Intuition is a sense, a sixth sense, feeling and physiological signal in the body that may or may not be connected to something that we understand consciously.
Anxiety is referred as a feeling of nervousness, a feeling of worry, and unease, usually about an uncertain outcome or event.
Anxiety and intuition have shown that they are deeply connected to one another. A keen sense of intuition became intertwined in a way that people often don’t realize. Sensitive intuitive people are tuned in to the emotions of others. It’s important to realize that when you experience anxiety, it isn’t always a bad thing. Anxiety is a signal that something there is imminent danger, and it can help you to further your emotional growth as well as help others.
Throughout my life, anxiety has been a challenge and have learned to use it as a secret weapon. I now know that anxiety is a superpower that helps yourself to help others.
The ability to think, to reflect on ourselves and our behavior and
to plan ahead, is the feature that most defines us as humans, and evolution.
Sometimes people get stuck in it. People are often consumed with
the past, ruminating about events and repeating them over and over. Others
get paralyzed thinking about what lies ahead. Both forms of overthinking
consume the brain’s limited capacity for attention, bring the mind
to a stop and it and compromises mental health. One form is known as depression,
the other anxiety. And both conditions are rampant in our culture
Intuition can be thought of as almost the polar opposite of either.
And it is a reliable way of knowing, and valuable in many
There are many ways to define intuition, but all present a kind of
conundrum. The act of reflecting on intuition is precisely what intuition
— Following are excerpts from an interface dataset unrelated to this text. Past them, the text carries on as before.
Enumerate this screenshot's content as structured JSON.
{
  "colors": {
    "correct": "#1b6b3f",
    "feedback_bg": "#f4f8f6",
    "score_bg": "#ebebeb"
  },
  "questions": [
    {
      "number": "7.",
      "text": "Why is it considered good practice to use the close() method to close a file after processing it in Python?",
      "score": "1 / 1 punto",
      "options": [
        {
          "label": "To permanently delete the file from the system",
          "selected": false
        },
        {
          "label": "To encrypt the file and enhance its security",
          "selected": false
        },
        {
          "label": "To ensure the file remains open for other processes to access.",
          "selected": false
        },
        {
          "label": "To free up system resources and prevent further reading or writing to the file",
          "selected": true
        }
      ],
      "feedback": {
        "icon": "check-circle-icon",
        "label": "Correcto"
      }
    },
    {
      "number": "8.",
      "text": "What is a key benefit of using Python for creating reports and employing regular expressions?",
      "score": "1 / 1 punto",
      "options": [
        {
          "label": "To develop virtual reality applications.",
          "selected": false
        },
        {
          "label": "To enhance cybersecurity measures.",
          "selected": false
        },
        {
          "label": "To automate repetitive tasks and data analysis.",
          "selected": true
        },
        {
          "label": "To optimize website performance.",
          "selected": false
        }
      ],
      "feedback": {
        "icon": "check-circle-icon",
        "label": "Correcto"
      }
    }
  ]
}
isn’t. Intuition is really your brain on autopilot, performing its
actions of processing information outside of your awareness that
it’s operating. It’s nonconscious thinking.
It’s often safe to rely on automatic nonconscious processes
for parrot-fashion tasks, but what happens when it is complex situations?
Nonconscious processes operate all the time in complex
decision-making. Often enough, we just don’t give them credit.
Sometimes we override our intuitive gut-level reactions altogether,
ignoring our native responses in favor of ways we think, for external
reasons—such as to coincide with the judgments of others—we
should be reacting. The truth is that all of the
factors that influence our reactions just aren’t available to our